construction industry If you are self-employed in the UK construction industry and are working for a contractor, you must register for the Construction Industry Scheme (CIS). The scheme covers practically all aspects of construction works, from site preparation and repairs through to decoration and demolition. Under CIS, contractors must deduct 20% from your payments which counts towards your end of year tax and National Insurance bill. If you don’t register under CIS, the contractor you are working for must deduct 30%. If the amount you have had stopped under CIS over the year means you have paid too much tax, you may be entitled to a rebate. While the burden of CIS is mainly on the person or company making the payments, as a subcontractor you also have certain obligations under the scheme. Here are some best practice tips to ensure you are operating correctly and won’t get on the wrong side of HMRC.

Registering under CIS

If you already have a Unique Tax Reference (UTR) number, you can register online here using your Government Gateway ID. If you don’t have a UTR, you need to register as a new business for Self Assessment. By selecting “working as a subcontractor” means that you will be registered for CIS. You will also need to have your National Insurance number to hand, as well as your VAT registration number if you are VAT registered. As well as registering online you can also do it by calling HMRC’s CIS helpline on 0300 200 3210. Employees (including umbrella company workers) do not have to register for CIS.

Getting paid

When you get paid under CIS, you will normally have standard deductions of 20% stopped. A word of warning here - make sure you give whoever is paying you (whether it’s Liquid Friday or another party) your correct legal business or trading name. If you get it even slightly wrong, they won’t be able to confirm that you are registered for CIS or verify your status under the scheme. This means you will be deducted 30% when you get paid. CIS deductions will not be made from the following amounts:
  • VAT
  • Materials
  • Equipment which is now unusable
  • Plant hire

Paying tax and claiming it back

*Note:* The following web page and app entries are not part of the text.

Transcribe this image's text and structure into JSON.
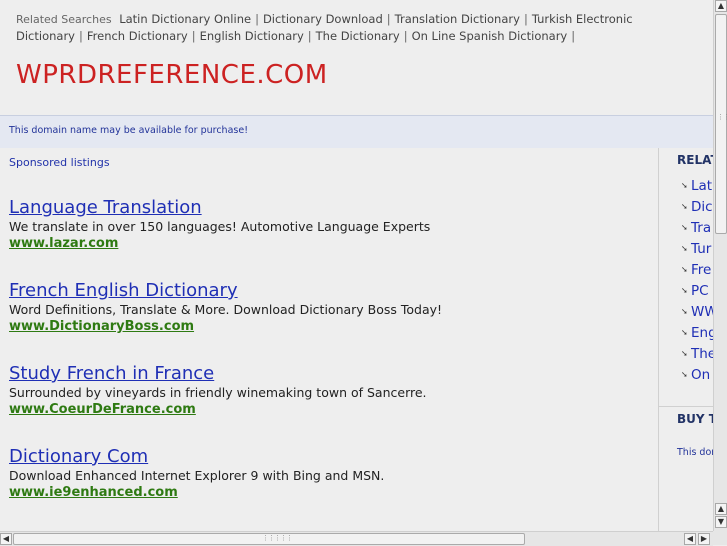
{
  "related_top": {
    "label": "Related Searches",
    "links": [
      "Latin Dictionary Online",
      "Dictionary Download",
      "Translation Dictionary",
      "Turkish Electronic Dictionary",
      "French Dictionary",
      "English Dictionary",
      "The Dictionary",
      "On Line Spanish Dictionary"
    ]
  },
  "site_title": "WPRDREFERENCE.COM",
  "domain_notice": "This domain name may be available for purchase!",
  "sponsored_label": "Sponsored listings",
  "listings": [
    {
      "title": "Language Translation",
      "desc": "We translate in over 150 languages! Automotive Language Experts",
      "url": "www.lazar.com"
    },
    {
      "title": "French English Dictionary",
      "desc": "Word Definitions, Translate & More. Download Dictionary Boss Today!",
      "url": "www.DictionaryBoss.com"
    },
    {
      "title": "Study French in France",
      "desc": "Surrounded by vineyards in friendly winemaking town of Sancerre.",
      "url": "www.CoeurDeFrance.com"
    },
    {
      "title": "Dictionary Com",
      "desc": "Download Enhanced Internet Explorer 9 with Bing and MSN.",
      "url": "www.ie9enhanced.com"
    }
  ],
  "sidebar": {
    "heading": "RELAT",
    "items": [
      "Lati",
      "Dic",
      "Tra",
      "Tur",
      "Fre",
      "PC",
      "WW",
      "Eng",
      "The",
      "On"
    ],
    "buy_heading": "BUY T",
    "buy_text": "This dor"
  },
  "icons": {
    "list_bullet": "arrow-icon",
    "scroll_up": "scroll-up-icon",
    "scroll_down": "scroll-down-icon",
    "scroll_left": "scroll-left-icon",
    "scroll_right": "scroll-right-icon"
  },
  "colors": {
    "site_title": "#cc2222",
    "link_title": "#1f2fb5",
    "link_url": "#2e7a12",
    "domain_bar_bg": "#e4e8f2"
  }
}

Even though you are having CIS deductions stopped throughout the year, you are still responsible for paying the correct amounts of tax and NI so you will need to complete a Self Assessment tax return at the end of the tax year. On this you will need to record your full income, deductions made under CIS and any expenses you have incurred. HMRC will then calculate if you have any more tax and NI to pay or if you are due a rebate. If you owe tax you have until 31 January following the end of the tax year to pay it. If you are due a rebate, HMRC will process and pay this after you have submitted your self assessment. You can do this as soon as the tax year has finished.

Get your rebate

If you think you are entitled to a CIS rebate, we have negotiated a discounted rate on earlybird self assessments with Boox Accounting. You get the reassurance that your return has been filed correctly by tax experts and you get the added bonus that any CIS rebate is your pocket as soon as HMRC process it. Get started

Record keeping

Things will be a lot easier at the end of the tax year if you keep good records on all your income and outgoings, including the following:
  • CIS remittances showing income and tax paid
  • P60s or P45 if you have been employed
  • Receipts for expenses you have incurred
  • Records of any property or investment income
  • Details of benefits claimed, such as Job Seekers Allowance

Report any changes to HMRC

Don’t forget to let HMRC know if you change the way you operate (for example you change from a sole trader to a limited company), change your address or stop trading. CISRebate